All lines in the records below with the word "time" must be returned.

Start of MATERIAL SHOWN

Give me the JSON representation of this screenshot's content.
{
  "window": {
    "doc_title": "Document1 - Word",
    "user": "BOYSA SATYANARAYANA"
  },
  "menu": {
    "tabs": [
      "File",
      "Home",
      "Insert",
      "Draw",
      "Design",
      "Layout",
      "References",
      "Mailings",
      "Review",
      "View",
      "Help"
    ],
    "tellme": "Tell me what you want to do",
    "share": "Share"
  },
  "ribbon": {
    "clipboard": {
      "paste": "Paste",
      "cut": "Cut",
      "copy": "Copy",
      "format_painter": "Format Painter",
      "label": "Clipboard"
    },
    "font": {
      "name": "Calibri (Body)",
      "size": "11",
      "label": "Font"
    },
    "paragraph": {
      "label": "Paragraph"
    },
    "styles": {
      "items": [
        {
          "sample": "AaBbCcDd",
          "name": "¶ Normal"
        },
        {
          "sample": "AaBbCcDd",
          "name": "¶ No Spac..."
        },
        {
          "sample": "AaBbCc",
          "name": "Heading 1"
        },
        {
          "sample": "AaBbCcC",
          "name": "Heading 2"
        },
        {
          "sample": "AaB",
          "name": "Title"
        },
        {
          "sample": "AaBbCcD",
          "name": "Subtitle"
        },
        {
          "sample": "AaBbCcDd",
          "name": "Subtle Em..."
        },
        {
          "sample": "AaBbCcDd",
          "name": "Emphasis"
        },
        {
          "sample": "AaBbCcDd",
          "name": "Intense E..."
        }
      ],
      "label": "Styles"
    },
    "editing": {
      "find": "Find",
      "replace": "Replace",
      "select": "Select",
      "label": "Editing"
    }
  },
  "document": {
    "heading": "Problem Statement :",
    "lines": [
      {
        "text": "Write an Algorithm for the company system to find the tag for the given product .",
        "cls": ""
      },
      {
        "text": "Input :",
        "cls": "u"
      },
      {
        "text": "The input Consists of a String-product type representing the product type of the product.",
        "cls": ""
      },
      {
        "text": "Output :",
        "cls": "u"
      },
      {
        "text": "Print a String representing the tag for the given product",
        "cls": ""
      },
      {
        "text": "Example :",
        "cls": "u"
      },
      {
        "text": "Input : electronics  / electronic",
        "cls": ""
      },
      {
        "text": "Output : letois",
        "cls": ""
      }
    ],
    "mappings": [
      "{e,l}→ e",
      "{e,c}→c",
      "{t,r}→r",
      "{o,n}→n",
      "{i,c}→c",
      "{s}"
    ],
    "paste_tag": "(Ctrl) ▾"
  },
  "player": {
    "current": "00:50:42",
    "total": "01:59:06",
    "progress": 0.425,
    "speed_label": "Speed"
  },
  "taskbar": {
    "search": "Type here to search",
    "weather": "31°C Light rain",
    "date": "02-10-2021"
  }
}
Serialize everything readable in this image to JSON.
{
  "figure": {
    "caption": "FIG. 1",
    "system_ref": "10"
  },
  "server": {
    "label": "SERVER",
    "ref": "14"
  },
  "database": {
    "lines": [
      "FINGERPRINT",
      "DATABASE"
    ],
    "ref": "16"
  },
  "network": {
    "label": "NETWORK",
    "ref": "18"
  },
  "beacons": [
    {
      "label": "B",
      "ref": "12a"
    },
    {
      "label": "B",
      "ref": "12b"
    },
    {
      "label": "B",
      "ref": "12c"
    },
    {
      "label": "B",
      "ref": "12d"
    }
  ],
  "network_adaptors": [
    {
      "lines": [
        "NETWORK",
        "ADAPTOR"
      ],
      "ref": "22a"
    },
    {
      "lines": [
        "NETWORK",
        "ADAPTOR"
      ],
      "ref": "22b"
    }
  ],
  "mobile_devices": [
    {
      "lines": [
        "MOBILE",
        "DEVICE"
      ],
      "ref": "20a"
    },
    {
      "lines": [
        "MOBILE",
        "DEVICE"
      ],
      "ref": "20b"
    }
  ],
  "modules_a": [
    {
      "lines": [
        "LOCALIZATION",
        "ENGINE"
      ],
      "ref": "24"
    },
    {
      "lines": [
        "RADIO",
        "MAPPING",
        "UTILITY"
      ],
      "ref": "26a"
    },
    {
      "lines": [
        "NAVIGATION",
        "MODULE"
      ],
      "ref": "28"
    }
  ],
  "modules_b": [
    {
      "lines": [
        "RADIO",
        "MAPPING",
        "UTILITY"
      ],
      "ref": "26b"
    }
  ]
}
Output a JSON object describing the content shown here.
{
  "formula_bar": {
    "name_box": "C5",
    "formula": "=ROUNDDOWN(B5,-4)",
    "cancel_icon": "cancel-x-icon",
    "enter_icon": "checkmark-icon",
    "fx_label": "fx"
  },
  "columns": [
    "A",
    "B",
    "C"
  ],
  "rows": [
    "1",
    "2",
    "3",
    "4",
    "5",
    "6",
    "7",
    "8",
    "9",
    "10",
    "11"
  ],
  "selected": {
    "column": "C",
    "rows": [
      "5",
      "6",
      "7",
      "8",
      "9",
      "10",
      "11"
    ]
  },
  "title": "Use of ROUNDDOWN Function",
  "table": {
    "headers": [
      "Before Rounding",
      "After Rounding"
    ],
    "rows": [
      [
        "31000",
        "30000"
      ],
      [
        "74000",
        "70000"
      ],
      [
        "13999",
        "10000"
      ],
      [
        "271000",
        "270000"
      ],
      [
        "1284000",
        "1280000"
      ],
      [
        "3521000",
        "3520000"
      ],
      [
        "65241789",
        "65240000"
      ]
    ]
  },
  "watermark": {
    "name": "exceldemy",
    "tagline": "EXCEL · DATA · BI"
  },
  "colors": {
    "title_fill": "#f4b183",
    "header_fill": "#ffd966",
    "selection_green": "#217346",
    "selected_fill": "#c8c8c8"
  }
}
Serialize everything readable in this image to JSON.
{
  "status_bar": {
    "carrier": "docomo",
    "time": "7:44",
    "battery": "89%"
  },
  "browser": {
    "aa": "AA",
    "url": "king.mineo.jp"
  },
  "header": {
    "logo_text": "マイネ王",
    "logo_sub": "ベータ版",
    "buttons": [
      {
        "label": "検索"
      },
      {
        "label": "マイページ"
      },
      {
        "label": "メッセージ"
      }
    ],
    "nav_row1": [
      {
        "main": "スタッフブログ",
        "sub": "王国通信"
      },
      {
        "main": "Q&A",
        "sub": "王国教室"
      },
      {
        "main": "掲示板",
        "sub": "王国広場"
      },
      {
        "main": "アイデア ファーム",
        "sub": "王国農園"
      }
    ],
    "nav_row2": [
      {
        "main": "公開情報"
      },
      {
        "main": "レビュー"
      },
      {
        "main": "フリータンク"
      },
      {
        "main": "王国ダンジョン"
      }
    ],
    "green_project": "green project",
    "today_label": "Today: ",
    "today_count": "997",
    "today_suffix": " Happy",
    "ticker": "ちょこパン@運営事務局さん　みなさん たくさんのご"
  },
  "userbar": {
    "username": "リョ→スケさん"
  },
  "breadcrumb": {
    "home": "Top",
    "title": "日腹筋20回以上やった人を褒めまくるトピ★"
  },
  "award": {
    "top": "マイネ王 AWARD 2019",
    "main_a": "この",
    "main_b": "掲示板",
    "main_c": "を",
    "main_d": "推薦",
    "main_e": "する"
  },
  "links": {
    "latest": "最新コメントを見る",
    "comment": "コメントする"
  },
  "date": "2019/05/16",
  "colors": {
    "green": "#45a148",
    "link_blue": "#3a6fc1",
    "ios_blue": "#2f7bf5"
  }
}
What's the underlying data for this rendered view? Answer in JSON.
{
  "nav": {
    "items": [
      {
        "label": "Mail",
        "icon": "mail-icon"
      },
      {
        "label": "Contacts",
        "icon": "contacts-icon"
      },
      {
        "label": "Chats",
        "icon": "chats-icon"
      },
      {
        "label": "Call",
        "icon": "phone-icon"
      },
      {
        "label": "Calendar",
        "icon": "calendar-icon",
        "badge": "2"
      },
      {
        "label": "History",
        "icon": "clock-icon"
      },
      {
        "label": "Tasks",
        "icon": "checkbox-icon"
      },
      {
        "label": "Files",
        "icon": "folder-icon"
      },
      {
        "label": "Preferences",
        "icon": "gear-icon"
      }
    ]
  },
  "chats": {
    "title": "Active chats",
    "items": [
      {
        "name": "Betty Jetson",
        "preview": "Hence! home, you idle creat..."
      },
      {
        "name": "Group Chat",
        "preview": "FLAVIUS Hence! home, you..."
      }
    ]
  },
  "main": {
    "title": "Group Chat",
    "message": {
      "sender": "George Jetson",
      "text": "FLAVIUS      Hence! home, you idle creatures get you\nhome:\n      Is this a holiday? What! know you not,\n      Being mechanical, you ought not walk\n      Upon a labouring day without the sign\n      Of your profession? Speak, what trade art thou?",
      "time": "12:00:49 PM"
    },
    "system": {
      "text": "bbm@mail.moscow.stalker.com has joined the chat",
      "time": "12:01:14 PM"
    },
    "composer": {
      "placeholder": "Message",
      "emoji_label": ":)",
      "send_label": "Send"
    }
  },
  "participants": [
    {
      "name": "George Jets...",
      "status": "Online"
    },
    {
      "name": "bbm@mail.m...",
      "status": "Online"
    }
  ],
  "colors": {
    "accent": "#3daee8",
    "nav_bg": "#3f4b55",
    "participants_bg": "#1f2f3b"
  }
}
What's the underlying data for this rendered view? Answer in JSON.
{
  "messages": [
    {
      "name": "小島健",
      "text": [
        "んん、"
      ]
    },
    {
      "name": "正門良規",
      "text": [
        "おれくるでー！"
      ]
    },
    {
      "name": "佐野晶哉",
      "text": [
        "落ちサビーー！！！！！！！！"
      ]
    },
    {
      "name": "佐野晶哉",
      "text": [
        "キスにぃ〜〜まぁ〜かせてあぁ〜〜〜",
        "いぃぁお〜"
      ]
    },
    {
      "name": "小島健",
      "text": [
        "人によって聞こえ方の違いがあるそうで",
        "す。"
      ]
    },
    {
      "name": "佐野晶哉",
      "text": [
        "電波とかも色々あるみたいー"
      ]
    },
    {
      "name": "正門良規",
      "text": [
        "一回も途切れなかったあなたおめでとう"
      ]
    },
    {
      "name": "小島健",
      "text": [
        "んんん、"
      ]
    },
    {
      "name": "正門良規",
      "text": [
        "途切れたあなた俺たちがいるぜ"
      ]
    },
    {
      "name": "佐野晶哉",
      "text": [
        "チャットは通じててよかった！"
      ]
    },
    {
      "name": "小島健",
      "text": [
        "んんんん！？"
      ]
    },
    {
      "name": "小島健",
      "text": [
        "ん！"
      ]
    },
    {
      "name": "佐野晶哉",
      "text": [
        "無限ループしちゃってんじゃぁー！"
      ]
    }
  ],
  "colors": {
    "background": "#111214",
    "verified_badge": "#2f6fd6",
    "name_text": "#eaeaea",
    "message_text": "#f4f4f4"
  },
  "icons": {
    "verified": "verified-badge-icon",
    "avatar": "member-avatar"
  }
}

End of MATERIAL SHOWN

*COMPLETED TASK*.
    "time": "7:44",
      "time": "12:00:49 PM"
      "time": "12:01:14 PM"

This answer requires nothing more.